Last night I was squinting from my bed at the TV. I had to ask my wife, who still had her glasses on, to tell me the score of the baseball game. "Three to six," she replied with the confidence of someone with assisted vision. This is a group of people that includes my immediate family. Wife and son both wear glasses. My brothers have both become optically enhanced over the past year or so. My niece wears her glasses when she has to. Ironically, my mother recently had a magic procedure preformed on her eyes to alleviate the need for spectacles, aside from the occasional up close and in tight reading experience.

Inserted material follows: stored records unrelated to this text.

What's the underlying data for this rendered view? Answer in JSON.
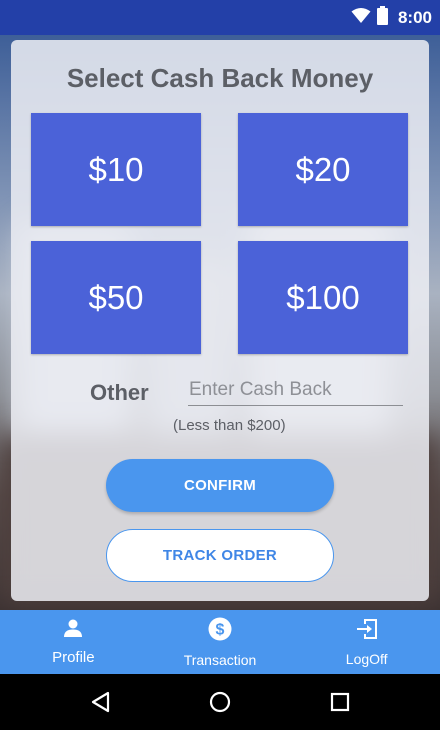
{
  "status_bar": {
    "time": "8:00",
    "icons": [
      "wifi-icon",
      "battery-icon"
    ]
  },
  "main": {
    "title": "Select Cash Back Money",
    "amounts": [
      "$10",
      "$20",
      "$50",
      "$100"
    ],
    "other_label": "Other",
    "cash_input": {
      "value": "",
      "placeholder": "Enter Cash Back"
    },
    "hint": "(Less than $200)",
    "confirm_label": "CONFIRM",
    "track_label": "TRACK ORDER"
  },
  "tab_bar": {
    "items": [
      {
        "label": "Profile",
        "icon": "person-icon"
      },
      {
        "label": "Transaction",
        "icon": "dollar-circle-icon"
      },
      {
        "label": "LogOff",
        "icon": "logoff-icon"
      }
    ]
  },
  "nav_bar": {
    "icons": [
      "back-icon",
      "home-icon",
      "recents-icon"
    ]
  },
  "colors": {
    "status_bar": "#2340a8",
    "amount_button": "#4b62d8",
    "accent": "#4a96ee",
    "text_gray": "#5c5f66"
  }
}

It's nice to have the company, frankly. I can remember when I was barely old enough to start school and I was diagnosed with a "lazy eye." Part of this discovery came simply enough from the way I watched television from a foot away. I can remember being held down across the kitchen chairs to get the eye drops in that were supposed to help get my eyes to work together. My older brother and his friends were happy to have me bring home eye patches so they could play pirates. As a result of the popularity of the black patch with elastic, there was a switch to the flesh-colored adhesive type. This had the dual effect of cutting down on the number of pirates at our house and giving me the appearance, from a distance, of being a cyclops.
The patches and eye drops didn't cure me, and I was fitted for my first pair of glasses when I was five. I have been putting glasses on my face as part of my morning ritual for so long that I cannot imagine how to proceed without them. Unlike a lot of people I know, I don't ever lose my glasses. I know right where they are. If I'm awake, they're on my face. When I'm asleep, or swimming, I know right where they are.
And now my brothers' eyes are catching up to mine. Maybe someday there will be a surgical option that will get these glasses off my face once and for all, but I don't know how I could let that happen. I have looked at the world through four eyes for about as long as I can remember. I'm not sure if I'm ready to cut that in half.